Can I Be Forced to Switch Jobs Due to Child Support?

By Heather Frances J.D.

If you have children, your divorce decree likely includes an order to pay a specific amount of child support. Since child support amounts are based on your current income, the court won’t order you to change jobs because of your child support obligations. However, you cannot take a lower-paying job in an attempt to lower your payments.

Child Support Calculations

Child support laws and calculation formulas vary by state, but they are usually based on a percentage of the parents’ combined income. Generally, the divorce court will assess your income, and that of the other parent, at the time of the divorce. Some states include additional factors, such as how many children you have, how much time you spend with your child and child care expenses.

Sources of Income

State law also defines income. It may include wages, government benefit checks, pensions or other periodic payments. For example, Massachusetts includes rental income, prizes or awards, bonuses, and money received from the earned income tax credit. Colorado does not specifically include the earned income tax credit in the definition of income, but the statutory list is not all-inclusive, so the court can include the tax credit as income at its discretion.

Divorce is never easy, but we can help. Learn More

Changing Jobs

A court cannot order you to change jobs during your divorce so you can earn more money to pay child support. However, if you recently switched to a lower-paying job in comparison to the ones you’ve held throughout your marriage, the court can impute income to you. Imputed income is money you don’t actually earn, but the court calculates child support payments as if you did earn it. Typically, the court will base the amount of imputed income on your previous earnings or likely earning potential.


If you take a lower-paying job after your divorce to avoid paying child support, the court still can’t force you to change jobs, but it can exercise other enforcement measures if you fall behind in your support because you now make less money. For example, the court can order your wages garnished or your driver’s license revoked if you fail to pay your support as ordered. However, if you lose your job through no fault of your own, the court may reduce the amount you have to pay.

Divorce is never easy, but we can help. Learn More
Can You Go to Jail for Not Making Child Support Payments?


Related articles

Can Child Support Payments Be Garnished From an Unemployment Check?

Parents are legally obligated to provide financially for their children, so courts establish child support orders as part of divorce decrees. A noncustodial parent’s obligation to pay child support does not stop because he’s unemployed, and the custodial parent or a state agency can still pursue enforcement of a child support order.

How a Non-Custodial Parent Can Reduce Child Support Payments

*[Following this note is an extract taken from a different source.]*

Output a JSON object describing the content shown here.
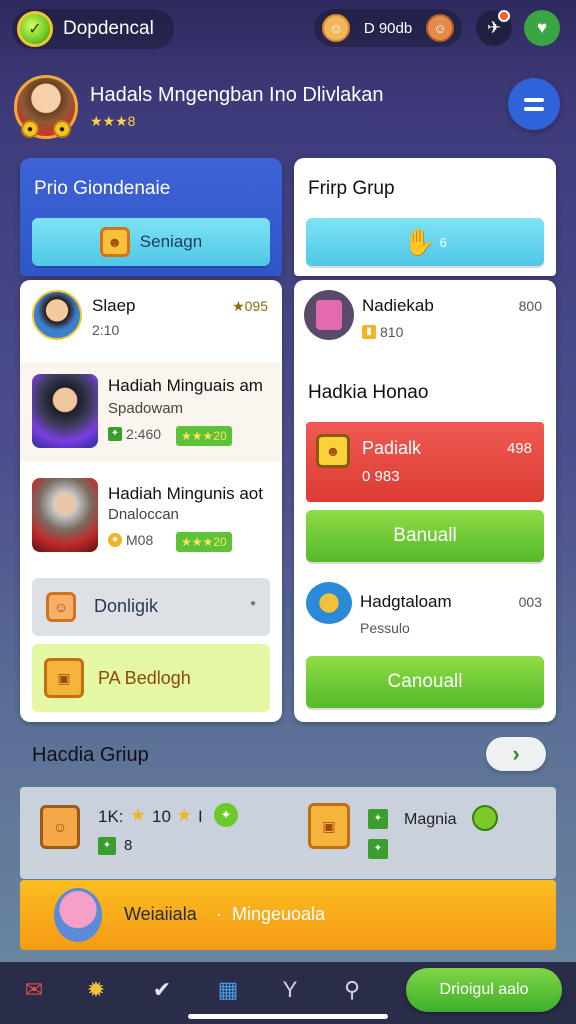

Child support is money paid by the non-custodial parent to the custodial parent, and may be paid either directly, through wage deductions or through a state agency. Support is considered a right of the child and child support awards aren't arbitrary. The federal government requires that each state use child support formulas that take into account parental income, the child's needs and other factors. Thus you can't reduce your payments just because you feel they're unfair or don't want to give money to your ex. However, if you can demonstrate a valid reason for a payment reduction, such as reduced income, you might be able to get payments reduced.

Can I Keep My Alimony Payments if I Live on SSI in California?

California courts can award alimony, or spousal support, to either spouse during a divorce. Once it’s awarded, it cannot be taken away just because you receive government benefit payments. Whether you receive alimony at all depends in part on your income so the court may consider your SSI benefit payments before awarding alimony. However, if your alimony payments increase your income too much, you might become ineligible for government benefits.

Get Divorced Online

Related articles

Kentucky Child Support: Frequently Asked Questions

As Kentucky parents, when you and your spouse divorce, the court sets a child support amount for the noncustodial ...

Can Child Support Be Deducted From Two Jobs?

Parents have a legal obligation to provide financial support for their children, even when the parents divorce. Your ...

Alabama Laws on Child Support & the Restart of Child Support

Child support in Alabama is usually determined in a straightforward manner. As in many other states, Alabama uses the ...

Alabama's State Laws on Child Support Payments

Alabama law requires a court order to establish child support payments. Depending on the facts of your case and whether ...

Browse by category
Ready to Begin? GET STARTED